Share This



More Health & Medicine News

Sunday, October 26, 2014

Featured Research

from universities, journals, and other organizations


Featured Videos

from AP, Reuters, AFP, and other news services

Texas Nurse Nina Pham Cured of Ebola

Texas Nurse Nina Pham Cured of Ebola

AFP (Oct. 25, 2014) — An American nurse who contracted Ebola while caring for a Liberian patient in Texas has been declared free of the virus and will leave the hospital. Duration: 01:01 Video provided by AFP
Powered by NewsLook.com
Toxin-Packed Stem Cells Used To Kill Cancer

Toxin-Packed Stem Cells Used To Kill Cancer

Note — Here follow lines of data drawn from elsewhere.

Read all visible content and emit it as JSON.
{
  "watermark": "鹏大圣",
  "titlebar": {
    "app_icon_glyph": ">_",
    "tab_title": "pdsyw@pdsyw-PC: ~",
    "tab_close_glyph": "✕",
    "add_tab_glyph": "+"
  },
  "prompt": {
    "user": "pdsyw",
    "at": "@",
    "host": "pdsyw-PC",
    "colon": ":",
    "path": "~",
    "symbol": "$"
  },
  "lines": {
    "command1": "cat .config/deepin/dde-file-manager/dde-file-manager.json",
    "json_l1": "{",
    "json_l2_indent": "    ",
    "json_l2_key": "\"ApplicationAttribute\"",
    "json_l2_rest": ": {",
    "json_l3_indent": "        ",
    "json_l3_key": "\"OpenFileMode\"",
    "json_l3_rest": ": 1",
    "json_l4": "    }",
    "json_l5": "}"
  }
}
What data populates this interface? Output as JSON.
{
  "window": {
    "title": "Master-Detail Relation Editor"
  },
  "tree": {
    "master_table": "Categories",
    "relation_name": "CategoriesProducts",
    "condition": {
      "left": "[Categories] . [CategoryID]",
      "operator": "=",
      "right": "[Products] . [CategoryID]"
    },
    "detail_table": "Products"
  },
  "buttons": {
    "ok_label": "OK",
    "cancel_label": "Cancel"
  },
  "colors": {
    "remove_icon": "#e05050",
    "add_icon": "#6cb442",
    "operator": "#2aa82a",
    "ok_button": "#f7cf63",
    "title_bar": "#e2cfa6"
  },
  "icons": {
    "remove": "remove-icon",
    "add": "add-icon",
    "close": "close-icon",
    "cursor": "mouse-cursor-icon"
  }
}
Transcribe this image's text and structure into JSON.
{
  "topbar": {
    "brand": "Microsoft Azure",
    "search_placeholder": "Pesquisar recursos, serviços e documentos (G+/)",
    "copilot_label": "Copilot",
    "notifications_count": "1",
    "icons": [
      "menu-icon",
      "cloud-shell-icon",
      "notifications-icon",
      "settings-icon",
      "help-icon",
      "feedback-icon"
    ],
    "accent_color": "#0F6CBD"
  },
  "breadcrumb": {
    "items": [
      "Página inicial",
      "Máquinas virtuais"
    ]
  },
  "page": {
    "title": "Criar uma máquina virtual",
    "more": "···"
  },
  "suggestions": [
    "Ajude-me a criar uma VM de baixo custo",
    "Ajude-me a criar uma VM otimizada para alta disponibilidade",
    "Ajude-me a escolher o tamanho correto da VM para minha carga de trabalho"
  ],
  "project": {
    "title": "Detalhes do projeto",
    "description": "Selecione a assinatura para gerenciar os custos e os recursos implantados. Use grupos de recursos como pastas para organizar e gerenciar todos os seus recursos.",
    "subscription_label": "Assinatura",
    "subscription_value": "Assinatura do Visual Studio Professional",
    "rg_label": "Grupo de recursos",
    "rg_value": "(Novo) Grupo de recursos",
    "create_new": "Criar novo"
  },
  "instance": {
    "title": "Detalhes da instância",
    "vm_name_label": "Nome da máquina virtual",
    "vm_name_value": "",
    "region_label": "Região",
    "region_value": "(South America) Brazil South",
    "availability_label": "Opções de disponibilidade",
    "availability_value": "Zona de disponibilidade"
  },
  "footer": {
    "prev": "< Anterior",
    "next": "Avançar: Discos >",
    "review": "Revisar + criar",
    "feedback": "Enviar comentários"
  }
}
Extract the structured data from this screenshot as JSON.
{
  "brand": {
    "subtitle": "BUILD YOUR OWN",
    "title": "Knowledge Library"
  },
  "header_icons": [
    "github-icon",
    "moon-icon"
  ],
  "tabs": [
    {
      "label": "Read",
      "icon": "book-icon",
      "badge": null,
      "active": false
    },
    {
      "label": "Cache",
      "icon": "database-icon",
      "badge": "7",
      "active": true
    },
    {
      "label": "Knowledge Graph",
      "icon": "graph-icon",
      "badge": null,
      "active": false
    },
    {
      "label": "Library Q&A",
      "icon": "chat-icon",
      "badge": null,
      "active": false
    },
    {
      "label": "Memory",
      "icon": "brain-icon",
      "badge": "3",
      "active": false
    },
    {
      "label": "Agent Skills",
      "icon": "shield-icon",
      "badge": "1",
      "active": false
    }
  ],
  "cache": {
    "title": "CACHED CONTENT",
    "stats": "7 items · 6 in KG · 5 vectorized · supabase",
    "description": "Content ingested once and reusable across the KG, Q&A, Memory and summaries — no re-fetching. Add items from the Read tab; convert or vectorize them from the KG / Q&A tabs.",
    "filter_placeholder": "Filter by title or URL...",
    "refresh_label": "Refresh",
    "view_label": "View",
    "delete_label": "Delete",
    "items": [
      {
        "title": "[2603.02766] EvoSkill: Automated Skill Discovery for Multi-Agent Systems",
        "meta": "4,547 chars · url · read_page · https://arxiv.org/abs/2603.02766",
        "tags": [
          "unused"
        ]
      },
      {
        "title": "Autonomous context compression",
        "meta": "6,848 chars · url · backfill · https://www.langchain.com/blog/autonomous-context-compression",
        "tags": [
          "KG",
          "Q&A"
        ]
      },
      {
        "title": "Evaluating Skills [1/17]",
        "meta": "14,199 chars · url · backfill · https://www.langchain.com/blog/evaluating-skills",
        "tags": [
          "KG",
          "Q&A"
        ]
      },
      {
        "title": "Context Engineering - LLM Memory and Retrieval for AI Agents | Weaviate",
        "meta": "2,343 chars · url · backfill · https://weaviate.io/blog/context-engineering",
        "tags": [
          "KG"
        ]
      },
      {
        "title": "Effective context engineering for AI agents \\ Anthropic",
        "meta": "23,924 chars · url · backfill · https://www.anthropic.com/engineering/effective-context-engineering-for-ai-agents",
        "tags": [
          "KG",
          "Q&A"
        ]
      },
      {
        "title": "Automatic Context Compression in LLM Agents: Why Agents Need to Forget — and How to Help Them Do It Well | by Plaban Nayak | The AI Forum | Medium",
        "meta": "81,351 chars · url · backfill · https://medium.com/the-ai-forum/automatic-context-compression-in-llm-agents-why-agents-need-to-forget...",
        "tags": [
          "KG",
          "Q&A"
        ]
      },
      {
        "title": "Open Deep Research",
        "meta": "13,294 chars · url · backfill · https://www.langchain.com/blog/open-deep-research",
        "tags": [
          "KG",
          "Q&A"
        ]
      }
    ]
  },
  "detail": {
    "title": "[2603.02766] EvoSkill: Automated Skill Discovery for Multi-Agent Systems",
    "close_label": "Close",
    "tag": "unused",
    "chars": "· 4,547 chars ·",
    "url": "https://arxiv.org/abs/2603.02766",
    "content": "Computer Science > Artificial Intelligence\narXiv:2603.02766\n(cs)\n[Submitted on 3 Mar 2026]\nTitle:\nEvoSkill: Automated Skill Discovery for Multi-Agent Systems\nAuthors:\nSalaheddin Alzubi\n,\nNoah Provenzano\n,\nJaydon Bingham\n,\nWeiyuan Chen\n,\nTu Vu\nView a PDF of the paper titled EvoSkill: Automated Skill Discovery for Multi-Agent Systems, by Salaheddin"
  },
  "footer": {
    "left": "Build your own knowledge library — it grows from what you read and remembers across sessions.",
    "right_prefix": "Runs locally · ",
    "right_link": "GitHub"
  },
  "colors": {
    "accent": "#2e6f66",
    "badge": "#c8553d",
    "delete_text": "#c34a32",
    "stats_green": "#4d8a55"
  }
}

Newsy (Oct. 25, 2014) — A Harvard University Research Team created genetically engineered stem cells that are able to kill cancer cells, while leaving other cells unharmed. Video provided by Newsy
Powered by NewsLook.com
IKEA Desk Converts From Standing to Sitting With One Button

IKEA Desk Converts From Standing to Sitting With One Button

Buzz60 (Oct. 24, 2014) — IKEA is out with a new convertible desk that can convert from a sitting desk to a standing one with just the push of a button. Jen Markham explains. Video provided by Buzz60
Powered by NewsLook.com
Ebola Protective Suits Being Made in China

Ebola Protective Suits Being Made in China

AFP (Oct. 24, 2014) — A factory in China is busy making Ebola protective suits for healthcare workers and others fighting the spread of the virus. Duration: 00:38 Video provided by AFP
Powered by NewsLook.com

Search ScienceDaily

Number of stories in archives: 140,361

Find with keyword(s):
 
Enter a keyword or phrase to search ScienceDaily for related topics and research stories.

Save/Print:
Share:  

Breaking News:

Strange & Offbeat Stories

 

Health & Medicine

Mind & Brain

Living & Well

In Other News

... from NewsDaily.com

Science News

Health News

Environment News

Technology News



Save/Print:
Share:  

Free Subscriptions


Get the latest science news with ScienceDaily's free email newsletters, updated daily and weekly. Or view hourly updated newsfeeds in your RSS reader:

Get Social & Mobile


Keep up to date with the latest news from ScienceDaily via social networks and mobile apps:

Have Feedback?


Tell us what you think of ScienceDaily -- we welcome both positive and negative comments. Have any problems using the site? Questions?
Mobile iPhone Android Web
Follow Facebook Twitter Google+
Subscribe RSS Feeds Email Newsletters
Latest Headlines Health & Medicine Mind & Brain Space & Time Matter & Energy Computers & Math Plants & Animals Earth & Climate Fossils & Ruins